### Work required
Give back each line below verbatim.

Items from an interface collection
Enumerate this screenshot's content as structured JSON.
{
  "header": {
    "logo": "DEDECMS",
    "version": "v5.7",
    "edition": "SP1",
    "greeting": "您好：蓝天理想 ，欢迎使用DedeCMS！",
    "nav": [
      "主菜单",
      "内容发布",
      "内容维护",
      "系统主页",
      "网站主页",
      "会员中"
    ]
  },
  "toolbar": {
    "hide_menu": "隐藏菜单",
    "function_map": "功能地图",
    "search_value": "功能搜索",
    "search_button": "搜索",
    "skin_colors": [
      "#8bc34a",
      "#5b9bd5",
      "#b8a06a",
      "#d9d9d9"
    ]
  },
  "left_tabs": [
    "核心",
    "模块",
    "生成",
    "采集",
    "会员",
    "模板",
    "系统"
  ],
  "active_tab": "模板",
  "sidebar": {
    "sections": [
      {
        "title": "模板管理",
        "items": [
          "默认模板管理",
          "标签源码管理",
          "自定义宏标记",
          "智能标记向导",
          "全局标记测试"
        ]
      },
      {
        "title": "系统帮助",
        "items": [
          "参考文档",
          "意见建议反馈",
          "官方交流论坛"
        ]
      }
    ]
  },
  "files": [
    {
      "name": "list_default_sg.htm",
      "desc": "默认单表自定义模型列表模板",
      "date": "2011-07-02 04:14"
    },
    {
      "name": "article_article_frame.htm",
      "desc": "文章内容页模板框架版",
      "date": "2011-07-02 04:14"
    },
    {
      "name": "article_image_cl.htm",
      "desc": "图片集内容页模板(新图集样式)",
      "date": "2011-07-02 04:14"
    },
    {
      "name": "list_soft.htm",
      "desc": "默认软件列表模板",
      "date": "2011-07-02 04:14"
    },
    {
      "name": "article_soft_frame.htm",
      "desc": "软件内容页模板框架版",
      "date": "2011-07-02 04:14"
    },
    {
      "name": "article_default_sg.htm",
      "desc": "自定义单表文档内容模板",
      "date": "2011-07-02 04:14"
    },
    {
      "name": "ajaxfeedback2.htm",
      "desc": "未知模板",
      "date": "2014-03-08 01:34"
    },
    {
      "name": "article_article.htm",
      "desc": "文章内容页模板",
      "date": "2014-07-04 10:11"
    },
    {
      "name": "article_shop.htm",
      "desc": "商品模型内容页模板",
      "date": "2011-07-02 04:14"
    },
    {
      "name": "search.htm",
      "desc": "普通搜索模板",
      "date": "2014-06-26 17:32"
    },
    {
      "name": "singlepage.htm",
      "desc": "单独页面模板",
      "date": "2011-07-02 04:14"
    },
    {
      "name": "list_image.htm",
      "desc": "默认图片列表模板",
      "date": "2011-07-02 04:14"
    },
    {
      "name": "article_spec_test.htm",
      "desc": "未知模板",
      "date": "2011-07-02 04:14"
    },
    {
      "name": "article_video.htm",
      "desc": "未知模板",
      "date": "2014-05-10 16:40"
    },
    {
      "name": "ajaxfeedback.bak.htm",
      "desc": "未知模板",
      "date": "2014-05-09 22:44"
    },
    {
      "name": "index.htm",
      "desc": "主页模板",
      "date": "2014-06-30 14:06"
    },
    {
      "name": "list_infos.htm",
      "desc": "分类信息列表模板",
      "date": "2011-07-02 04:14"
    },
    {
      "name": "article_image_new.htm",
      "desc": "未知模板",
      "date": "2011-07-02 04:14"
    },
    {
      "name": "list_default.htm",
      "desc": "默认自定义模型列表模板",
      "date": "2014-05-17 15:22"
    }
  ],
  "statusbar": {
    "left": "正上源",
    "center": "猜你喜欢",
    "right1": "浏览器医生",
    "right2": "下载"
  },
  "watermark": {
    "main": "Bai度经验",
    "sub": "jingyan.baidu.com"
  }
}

### Written solution
Enumerate this screenshot's content as structured JSON.
{
  "header": {
    "logo": "DEDECMS",
    "version": "v5.7",
    "edition": "SP1",
    "greeting": "您好：蓝天理想 ，欢迎使用DedeCMS！",
    "nav": [
      "主菜单",
      "内容发布",
      "内容维护",
      "系统主页",
      "网站主页",
      "会员中"
    ]
  },
  "toolbar": {
    "hide_menu": "隐藏菜单",
    "function_map": "功能地图",
    "search_value": "功能搜索",
    "search_button": "搜索",
    "skin_colors": [
      "#8bc34a",
      "#5b9bd5",
      "#b8a06a",
      "#d9d9d9"
    ]
  },
  "left_tabs": [
    "核心",
    "模块",
    "生成",
    "采集",
    "会员",
    "模板",
    "系统"
  ],
  "active_tab": "模板",
  "sidebar": {
    "sections": [
      {
        "title": "模板管理",
        "items": [
          "默认模板管理",
          "标签源码管理",
          "自定义宏标记",
          "智能标记向导",
          "全局标记测试"
        ]
      },
      {
        "title": "系统帮助",
        "items": [
          "参考文档",
          "意见建议反馈",
          "官方交流论坛"
        ]
      }
    ]
  },
  "files": [
    {
      "name": "list_default_sg.htm",
      "desc": "默认单表自定义模型列表模板",
      "date": "2011-07-02 04:14"
    },
    {
      "name": "article_article_frame.htm",
      "desc": "文章内容页模板框架版",
      "date": "2011-07-02 04:14"
    },
    {
      "name": "article_image_cl.htm",
      "desc": "图片集内容页模板(新图集样式)",
      "date": "2011-07-02 04:14"
    },
    {
      "name": "list_soft.htm",
      "desc": "默认软件列表模板",
      "date": "2011-07-02 04:14"
    },
    {
      "name": "article_soft_frame.htm",
      "desc": "软件内容页模板框架版",
      "date": "2011-07-02 04:14"
    },
    {
      "name": "article_default_sg.htm",
      "desc": "自定义单表文档内容模板",
      "date": "2011-07-02 04:14"
    },
    {
      "name": "ajaxfeedback2.htm",
      "desc": "未知模板",
      "date": "2014-03-08 01:34"
    },
    {
      "name": "article_article.htm",
      "desc": "文章内容页模板",
      "date": "2014-07-04 10:11"
    },
    {
      "name": "article_shop.htm",
      "desc": "商品模型内容页模板",
      "date": "2011-07-02 04:14"
    },
    {
      "name": "search.htm",
      "desc": "普通搜索模板",
      "date": "2014-06-26 17:32"
    },
    {
      "name": "singlepage.htm",
      "desc": "单独页面模板",
      "date": "2011-07-02 04:14"
    },
    {
      "name": "list_image.htm",
      "desc": "默认图片列表模板",
      "date": "2011-07-02 04:14"
    },
    {
      "name": "article_spec_test.htm",
      "desc": "未知模板",
      "date": "2011-07-02 04:14"
    },
    {
      "name": "article_video.htm",
      "desc": "未知模板",
      "date": "2014-05-10 16:40"
    },
    {
      "name": "ajaxfeedback.bak.htm",
      "desc": "未知模板",
      "date": "2014-05-09 22:44"
    },
    {
      "name": "index.htm",
      "desc": "主页模板",
      "date": "2014-06-30 14:06"
    },
    {
      "name": "list_infos.htm",
      "desc": "分类信息列表模板",
      "date": "2011-07-02 04:14"
    },
    {
      "name": "article_image_new.htm",
      "desc": "未知模板",
      "date": "2011-07-02 04:14"
    },
    {
      "name": "list_default.htm",
      "desc": "默认自定义模型列表模板",
      "date": "2014-05-17 15:22"
    }
  ],
  "statusbar": {
    "left": "正上源",
    "center": "猜你喜欢",
    "right1": "浏览器医生",
    "right2": "下载"
  },
  "watermark": {
    "main": "Bai度经验",
    "sub": "jingyan.baidu.com"
  }
}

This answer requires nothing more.